Angeles—whose poems “Distant Explosion,” “Buwan ng Wika” and “Where We Are” were published here within the last three months—calls his latest collection “an attempt at asserting the possibility of writing the biological and historical female experience in my capacity as a male poet.”
“I heard from somewhere that male writers have no right to write about female concerns, like menstruation and childbirth, simply because they cannot go through the pains and joys of these experiences. I wrote about these encounters in the first person in my poems,” said the 38-year-old, a senior high school teacher at Caloocan City’s Notre Dame of Greater Manila.
The poet quickly pointed out, however, that he “did not intend to antagonize women. Instead, the collection is my solidarity message, a celebration of womanhood, in a sense.”
“I want everyone to read about how women struggle as human—how they discover the functions of their bodies—and as part of society and history,” Angeles said.
Although he is yet to find time to gather his winning poems in a book, Angeles said some of the poems from “Ang Babae sa Balangiga” will appear in the University of the Philippines’ Institute of Creative Writing’s 12th issue of Likhaan: The Journal of Contemporary Philippine Literature and the [email protected] special commemorative anthology.
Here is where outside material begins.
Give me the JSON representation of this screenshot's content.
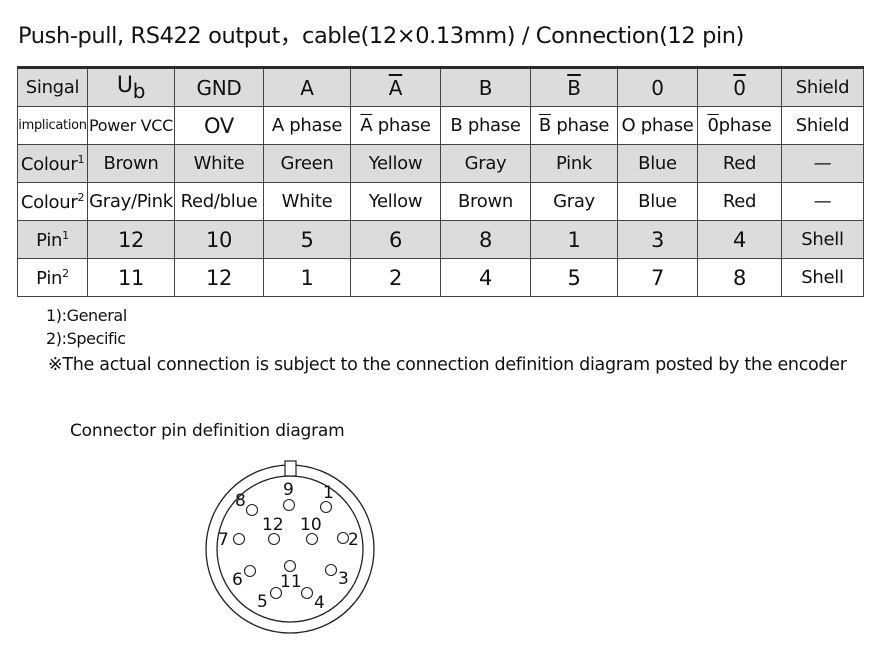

Both will be released later this year.
Constructing the self
If women’s experiences inspired Angeles’ collection, art inspired Rodrigo dela Peña Jr.’s first-placing English poetry collection, “Self-portrait with Plastic Bag,” in which he said he “became interested in exploring how a sense of self is constructed and how it may, in turn, be deconstructed through a poem.”
“I remember being enthralled by Georgette Chen’s Self-Portrait when I first saw it at the National Gallery of Singapore. The painting’s quiet confidence spoke to me and seemed to be telling me something,” dela Peña said.
“But I was also inspired by ordinary things, such as a plastic bag (a nod to the film American Beauty) and a carpenter’s tools. It’s a matter of being open and alert to poetic possibilities that might unfold,” he added.
According to the 36-year-old, who works as a project manager in a Singaporean events company, it took him about a year to finish “Self-portrait” while preoccupied with other writing projects.
“I do prefer to take my time when writing a poem and I’ve never written a complete poem in just one sitting, so one year to complete this suite of poems sounds about right,” he said.
Dela Peña’s latest win came after he nabbed third prize in 2015 for the now-published Aria and Trumpet Flourish and second prize last year for “Blood Compact,” both in the poetry in English category.
It also came three months after his Noli Me Tangere-inspired collection, “Tangere,” was named a finalist in Singapore’s Gaudy Boy Poetry Book Prize. Another Singapore-based Filipino poet, Lawrence L. Ypil, won that award in August.
Literary Life published three poems from that collection—“Correspondence,” “Exchanges” and “In the Woods”—in the last three months.
As for the poems in “Self-portrait,” some will see print in the forthcoming Likhaan journal, while a few others were already featured in other publications. The collection’s opening poem, “You Did Not Ask to be Born,” is published here for the first time.
As the winning works of Lopez, Angeles and dela Peña, and those of the rest of this year’s Palanca awardees prove, Philippine literature continues to flourish in ways both expected and unexpected. That they continue to be recognized should encourage other writers, especially aspiring ones, to follow their example and persevere in the literary life. For most, if not all of them, it is a life like no other.